* Records from a data collection
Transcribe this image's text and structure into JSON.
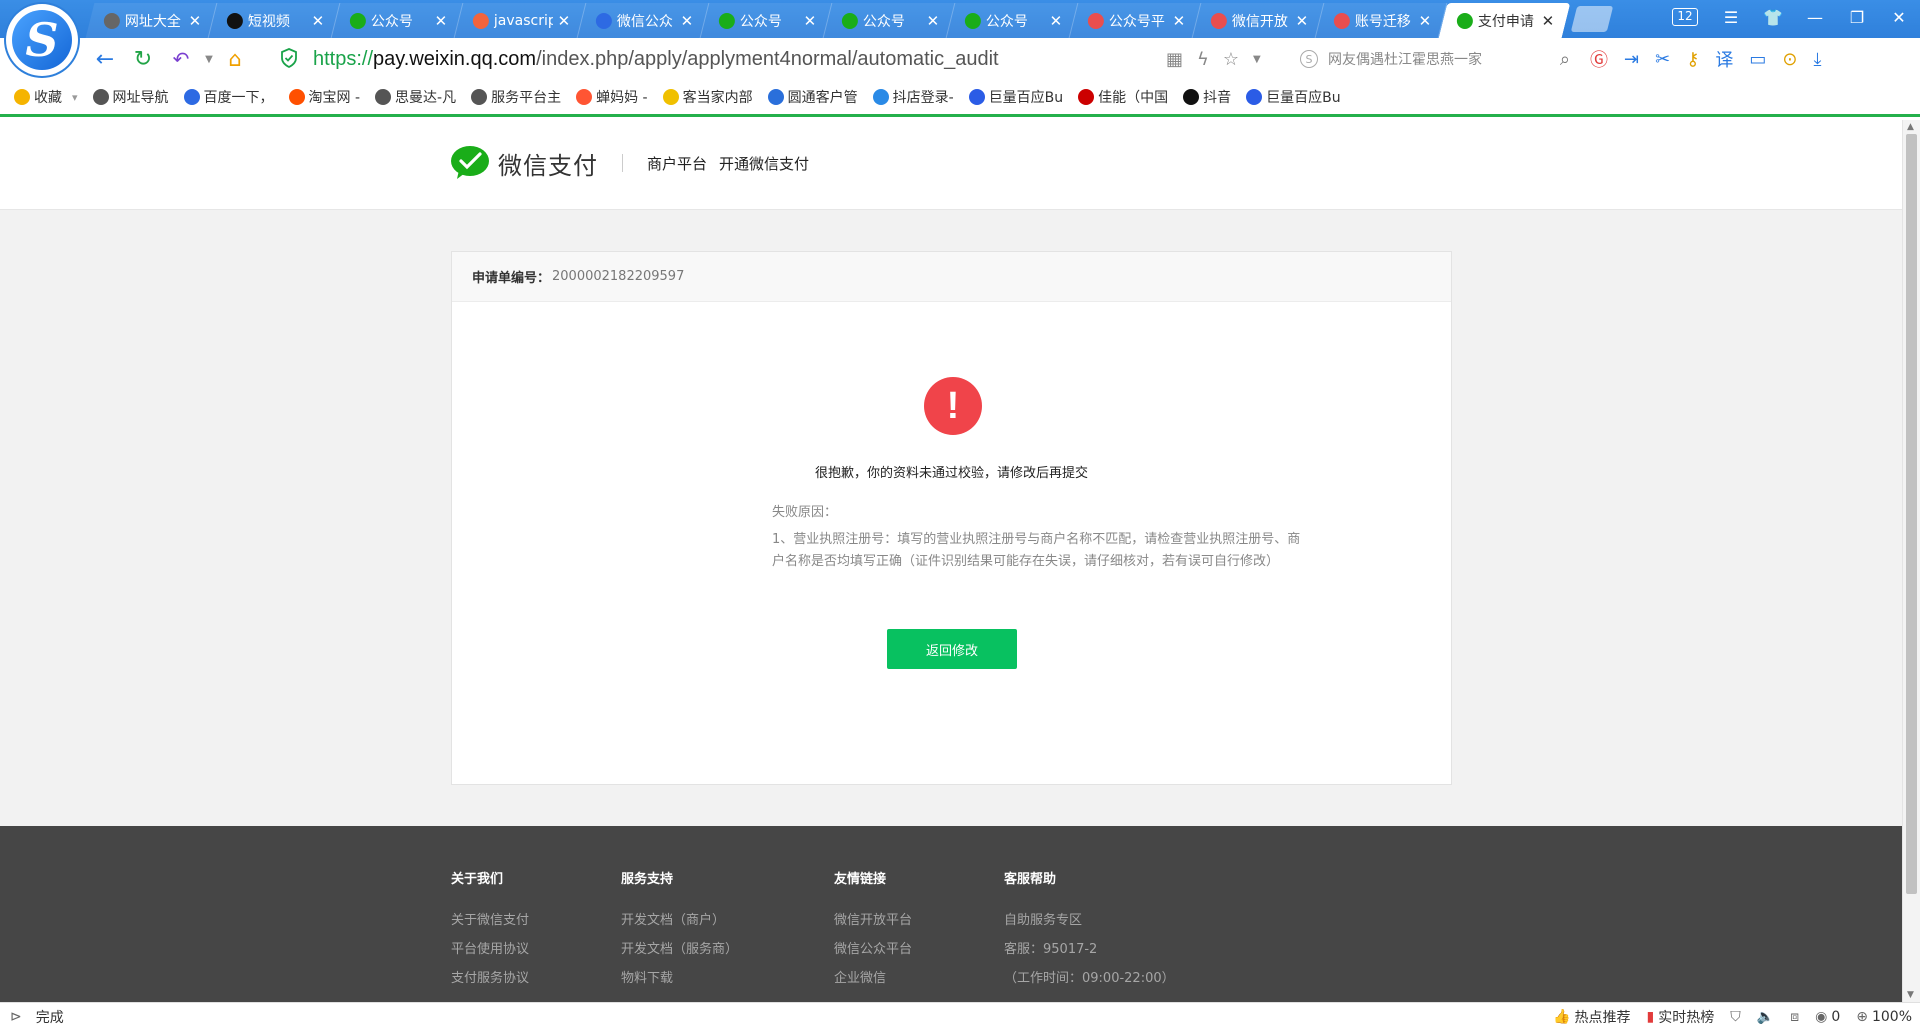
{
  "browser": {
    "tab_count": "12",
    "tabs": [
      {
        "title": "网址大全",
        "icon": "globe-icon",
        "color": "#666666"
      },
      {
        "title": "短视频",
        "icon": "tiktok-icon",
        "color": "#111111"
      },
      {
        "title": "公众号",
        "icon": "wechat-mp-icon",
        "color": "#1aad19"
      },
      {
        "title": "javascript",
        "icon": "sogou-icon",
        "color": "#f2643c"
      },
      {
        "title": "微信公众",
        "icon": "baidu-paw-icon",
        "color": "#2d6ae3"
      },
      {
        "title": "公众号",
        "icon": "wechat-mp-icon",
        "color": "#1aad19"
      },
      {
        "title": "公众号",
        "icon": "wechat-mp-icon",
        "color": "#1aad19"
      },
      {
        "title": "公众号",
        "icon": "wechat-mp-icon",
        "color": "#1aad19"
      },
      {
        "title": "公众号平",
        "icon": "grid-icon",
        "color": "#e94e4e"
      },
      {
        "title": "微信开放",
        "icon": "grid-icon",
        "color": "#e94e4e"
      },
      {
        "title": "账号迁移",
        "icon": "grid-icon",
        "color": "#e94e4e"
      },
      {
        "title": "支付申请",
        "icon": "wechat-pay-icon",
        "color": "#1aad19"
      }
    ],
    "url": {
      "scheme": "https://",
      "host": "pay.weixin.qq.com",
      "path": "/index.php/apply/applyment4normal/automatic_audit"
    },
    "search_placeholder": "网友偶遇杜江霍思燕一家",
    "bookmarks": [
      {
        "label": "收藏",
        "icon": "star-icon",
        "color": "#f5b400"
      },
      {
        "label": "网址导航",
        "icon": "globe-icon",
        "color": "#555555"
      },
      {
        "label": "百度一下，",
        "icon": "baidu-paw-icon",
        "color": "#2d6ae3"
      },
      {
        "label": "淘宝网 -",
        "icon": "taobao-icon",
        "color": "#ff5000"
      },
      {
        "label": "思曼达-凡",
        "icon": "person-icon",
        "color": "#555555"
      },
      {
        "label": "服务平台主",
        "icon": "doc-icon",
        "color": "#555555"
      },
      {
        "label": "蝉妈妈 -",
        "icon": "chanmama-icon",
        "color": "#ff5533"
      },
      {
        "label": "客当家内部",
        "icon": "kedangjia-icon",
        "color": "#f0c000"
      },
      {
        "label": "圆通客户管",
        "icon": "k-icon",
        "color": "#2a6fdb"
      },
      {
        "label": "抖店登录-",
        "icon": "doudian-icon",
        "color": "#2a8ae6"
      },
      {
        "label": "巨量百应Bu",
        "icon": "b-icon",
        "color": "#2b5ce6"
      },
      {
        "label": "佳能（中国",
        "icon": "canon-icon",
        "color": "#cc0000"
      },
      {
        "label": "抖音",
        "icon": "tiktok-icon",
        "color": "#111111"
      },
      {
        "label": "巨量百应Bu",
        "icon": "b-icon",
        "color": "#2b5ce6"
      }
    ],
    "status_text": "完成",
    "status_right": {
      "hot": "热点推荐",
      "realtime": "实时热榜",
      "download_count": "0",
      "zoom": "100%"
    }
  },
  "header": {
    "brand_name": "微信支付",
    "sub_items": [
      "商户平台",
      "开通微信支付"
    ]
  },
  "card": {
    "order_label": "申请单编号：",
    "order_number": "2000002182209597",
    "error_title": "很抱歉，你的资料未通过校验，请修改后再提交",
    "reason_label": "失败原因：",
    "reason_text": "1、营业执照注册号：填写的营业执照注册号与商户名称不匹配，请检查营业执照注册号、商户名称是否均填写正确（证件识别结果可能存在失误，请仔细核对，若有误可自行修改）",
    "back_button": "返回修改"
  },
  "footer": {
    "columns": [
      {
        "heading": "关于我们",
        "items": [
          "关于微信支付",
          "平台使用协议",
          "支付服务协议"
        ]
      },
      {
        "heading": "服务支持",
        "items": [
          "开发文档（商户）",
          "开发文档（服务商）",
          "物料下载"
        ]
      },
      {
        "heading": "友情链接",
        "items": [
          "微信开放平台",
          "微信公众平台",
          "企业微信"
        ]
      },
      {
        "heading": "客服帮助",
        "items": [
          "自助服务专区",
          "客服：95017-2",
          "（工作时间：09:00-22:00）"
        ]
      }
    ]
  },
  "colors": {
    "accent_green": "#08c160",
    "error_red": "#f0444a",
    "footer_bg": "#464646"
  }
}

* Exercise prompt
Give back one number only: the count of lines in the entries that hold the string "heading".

* Answer to this problem
4